The Director-General also called on donors to do more in support of literacy, commenting that while new pledges to basic education had been made, external aid remained insufficient to meeting the EFA goals. “The strong focus on universal primary education will undoubtedly reduce the flow of illiterates from poor schools or lack of schooling. But we cannot in all conscience abandon millions of adults and young people to a fate of lifelong illiteracy. This is unacceptable in the 21st century”, Mr Matsuura declared.

On the margins of the literacy conference, the Director-General met bilaterally with the First Ladies of Indonesia and Mongolia. He also convened a Ministerial Round Table for Ministers and Vice-Ministers of Education from the sub-region to discuss the specific literacy challenges their countries were facing and the initiatives currently underway to address them.

During his visit to Beijing, Mr Matsuura held talks with senior Chinese Government Officials to discuss UNESCO’s cooperation with China, as well as the latter’s development agenda more broadly. His conversations with the State Councillor and the Minister of Education focused on efforts underway to promote literacy in China’s rural areas, including plans to strengthen the International Research and Training Centre for Rural Education (INRULED). Mr Matsuura’s discussions with the Minister of Science and Technology, Mr Wan Gang, concentrated on ways of tackling the environmental issues raised by China’s rapid social and economic development. His talks with the Minister of Culture, Mr Sun Jiazheng, likewise addressed the consequences of economic development, and in particular increasing urbanization, this time on the county’s rich cultural heritage. Both agreed on the need to balance modernization with heritage preservation, a subject also at the heart of the Director-General’s meeting with the Mayor of Beijing, Mr Wang Qishan.

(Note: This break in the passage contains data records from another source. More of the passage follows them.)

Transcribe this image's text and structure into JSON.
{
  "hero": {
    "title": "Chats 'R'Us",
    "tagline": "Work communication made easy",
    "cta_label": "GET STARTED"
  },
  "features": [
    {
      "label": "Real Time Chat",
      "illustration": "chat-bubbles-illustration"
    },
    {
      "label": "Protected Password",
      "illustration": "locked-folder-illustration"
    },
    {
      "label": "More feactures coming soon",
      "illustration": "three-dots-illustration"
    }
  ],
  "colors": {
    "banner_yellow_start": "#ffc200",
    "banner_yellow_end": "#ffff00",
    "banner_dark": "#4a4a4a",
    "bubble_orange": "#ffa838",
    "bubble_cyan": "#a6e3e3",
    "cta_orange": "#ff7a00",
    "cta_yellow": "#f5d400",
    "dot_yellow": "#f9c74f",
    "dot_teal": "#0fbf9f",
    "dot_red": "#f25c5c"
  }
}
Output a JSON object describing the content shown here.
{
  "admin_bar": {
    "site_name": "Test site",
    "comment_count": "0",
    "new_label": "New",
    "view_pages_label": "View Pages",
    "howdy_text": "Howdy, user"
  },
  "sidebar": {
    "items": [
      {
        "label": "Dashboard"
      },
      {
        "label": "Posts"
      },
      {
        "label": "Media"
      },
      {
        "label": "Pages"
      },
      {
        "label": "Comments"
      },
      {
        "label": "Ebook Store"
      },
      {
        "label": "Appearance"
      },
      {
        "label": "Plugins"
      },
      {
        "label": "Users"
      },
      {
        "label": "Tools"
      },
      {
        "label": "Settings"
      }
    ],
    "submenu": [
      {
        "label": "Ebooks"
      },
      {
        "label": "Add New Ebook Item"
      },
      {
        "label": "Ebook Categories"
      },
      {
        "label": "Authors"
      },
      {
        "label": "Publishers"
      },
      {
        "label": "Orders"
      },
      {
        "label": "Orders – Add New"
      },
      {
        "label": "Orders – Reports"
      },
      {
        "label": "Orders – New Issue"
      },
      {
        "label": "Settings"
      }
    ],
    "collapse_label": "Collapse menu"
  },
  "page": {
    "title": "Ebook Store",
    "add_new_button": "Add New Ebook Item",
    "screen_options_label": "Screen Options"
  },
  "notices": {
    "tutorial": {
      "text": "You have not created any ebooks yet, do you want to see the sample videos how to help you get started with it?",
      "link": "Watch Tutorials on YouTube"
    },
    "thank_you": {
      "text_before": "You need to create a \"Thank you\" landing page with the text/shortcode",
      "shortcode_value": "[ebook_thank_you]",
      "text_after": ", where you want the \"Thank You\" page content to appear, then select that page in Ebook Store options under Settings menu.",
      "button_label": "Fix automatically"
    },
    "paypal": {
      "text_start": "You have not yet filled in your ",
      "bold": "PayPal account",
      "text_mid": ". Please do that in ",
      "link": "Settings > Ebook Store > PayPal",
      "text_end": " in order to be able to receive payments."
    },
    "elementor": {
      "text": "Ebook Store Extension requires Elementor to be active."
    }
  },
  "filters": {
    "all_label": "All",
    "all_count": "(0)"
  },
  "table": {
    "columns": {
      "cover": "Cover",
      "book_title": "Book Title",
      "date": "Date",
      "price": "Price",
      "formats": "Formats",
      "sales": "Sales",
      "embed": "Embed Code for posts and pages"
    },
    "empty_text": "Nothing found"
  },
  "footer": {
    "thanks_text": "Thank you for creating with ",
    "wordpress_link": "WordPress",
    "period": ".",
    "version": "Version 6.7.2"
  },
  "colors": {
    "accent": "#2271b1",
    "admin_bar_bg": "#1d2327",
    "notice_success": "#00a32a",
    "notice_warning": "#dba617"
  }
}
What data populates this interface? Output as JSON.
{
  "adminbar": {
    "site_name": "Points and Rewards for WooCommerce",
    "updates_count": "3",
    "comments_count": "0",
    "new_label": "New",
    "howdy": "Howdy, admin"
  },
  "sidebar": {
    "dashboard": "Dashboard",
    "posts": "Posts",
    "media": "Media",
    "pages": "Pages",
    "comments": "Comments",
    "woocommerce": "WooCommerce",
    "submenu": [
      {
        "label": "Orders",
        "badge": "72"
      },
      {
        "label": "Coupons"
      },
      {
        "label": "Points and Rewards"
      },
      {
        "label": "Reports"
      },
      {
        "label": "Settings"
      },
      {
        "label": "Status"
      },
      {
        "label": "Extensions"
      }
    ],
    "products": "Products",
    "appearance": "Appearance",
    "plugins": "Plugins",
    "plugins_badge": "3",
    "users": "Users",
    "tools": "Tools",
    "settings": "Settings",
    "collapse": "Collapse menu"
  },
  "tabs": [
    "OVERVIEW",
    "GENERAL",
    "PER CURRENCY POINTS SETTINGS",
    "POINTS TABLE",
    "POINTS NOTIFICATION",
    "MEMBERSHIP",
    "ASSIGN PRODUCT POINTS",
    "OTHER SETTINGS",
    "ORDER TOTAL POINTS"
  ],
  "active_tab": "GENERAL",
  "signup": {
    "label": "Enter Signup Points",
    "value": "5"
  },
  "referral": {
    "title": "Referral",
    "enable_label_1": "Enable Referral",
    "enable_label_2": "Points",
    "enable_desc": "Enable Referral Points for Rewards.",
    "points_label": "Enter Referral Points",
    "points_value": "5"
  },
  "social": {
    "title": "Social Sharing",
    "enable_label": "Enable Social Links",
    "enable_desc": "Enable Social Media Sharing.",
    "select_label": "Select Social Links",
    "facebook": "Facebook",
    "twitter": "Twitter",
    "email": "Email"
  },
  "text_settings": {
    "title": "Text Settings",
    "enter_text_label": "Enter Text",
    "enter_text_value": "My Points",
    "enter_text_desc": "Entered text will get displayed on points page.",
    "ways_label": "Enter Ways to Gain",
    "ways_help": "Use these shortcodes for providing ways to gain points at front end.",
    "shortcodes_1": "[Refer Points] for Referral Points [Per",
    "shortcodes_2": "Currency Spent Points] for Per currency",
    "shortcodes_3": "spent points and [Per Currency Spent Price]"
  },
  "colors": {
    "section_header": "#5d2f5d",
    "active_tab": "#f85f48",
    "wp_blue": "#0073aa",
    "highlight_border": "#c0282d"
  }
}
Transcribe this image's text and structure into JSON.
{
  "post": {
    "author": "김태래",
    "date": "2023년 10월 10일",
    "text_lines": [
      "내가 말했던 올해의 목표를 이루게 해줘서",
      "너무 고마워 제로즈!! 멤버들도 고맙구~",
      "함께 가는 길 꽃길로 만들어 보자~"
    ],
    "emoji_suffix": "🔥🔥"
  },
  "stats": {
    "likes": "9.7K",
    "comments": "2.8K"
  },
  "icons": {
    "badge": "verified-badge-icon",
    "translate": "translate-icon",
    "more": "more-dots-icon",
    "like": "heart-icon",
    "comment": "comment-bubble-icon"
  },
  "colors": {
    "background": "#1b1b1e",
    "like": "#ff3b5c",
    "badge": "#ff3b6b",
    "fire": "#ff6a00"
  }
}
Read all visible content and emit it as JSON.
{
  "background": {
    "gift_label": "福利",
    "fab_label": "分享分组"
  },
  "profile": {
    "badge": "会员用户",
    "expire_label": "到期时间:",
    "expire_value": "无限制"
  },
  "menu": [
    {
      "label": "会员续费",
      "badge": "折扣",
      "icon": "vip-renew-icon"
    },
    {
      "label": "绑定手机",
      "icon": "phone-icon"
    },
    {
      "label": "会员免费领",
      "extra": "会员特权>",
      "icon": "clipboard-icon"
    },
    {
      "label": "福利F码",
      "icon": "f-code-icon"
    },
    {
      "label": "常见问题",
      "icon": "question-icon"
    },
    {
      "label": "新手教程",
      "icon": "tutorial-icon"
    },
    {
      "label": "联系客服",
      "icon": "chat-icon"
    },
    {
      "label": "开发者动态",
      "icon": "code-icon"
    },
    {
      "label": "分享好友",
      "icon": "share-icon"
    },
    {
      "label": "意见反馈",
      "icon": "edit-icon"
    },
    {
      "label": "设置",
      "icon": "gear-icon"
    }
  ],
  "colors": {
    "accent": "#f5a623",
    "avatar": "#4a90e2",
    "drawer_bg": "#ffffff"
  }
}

On the evening of 31st July, Mr Matsuura attended a performance by the China Disabled People’s Performing Troupe, which he had recently named UNESCO Artist for Peace. In presenting the diploma to the lead dancer, Ms Tai Lihua, the Director-General paid tribute to the Troupe’s international achievements saying it had “become a symbol of the hopes and dreams of disabled people world wide”. He noted that the Troupe would provide particular support to UNESCO’s activities in the field of Inclusion and Quality Learning Enhancement, helping to raise awareness of the obstacles faced by disabled persons in the area of education and to promote effective policies to deal with them. “We cannot achieve the Education for All Goals or the MDGs without taking into account the special needs of the estimated 650 million persons – 10% of the world’s population – with disabilities”, he stated.

While in Beijing, Mr Matsuura also met with members of the United Nations Country Team in China and with the staff of the UNESCO Office Beijing.

  • Author(s):Office of the Spokeswoman
  • Source:Flash Info N° 104-2007
  • 07-08-2007
Europe and North America Latin America and the Caribbean Africa Arab States Asia Pacific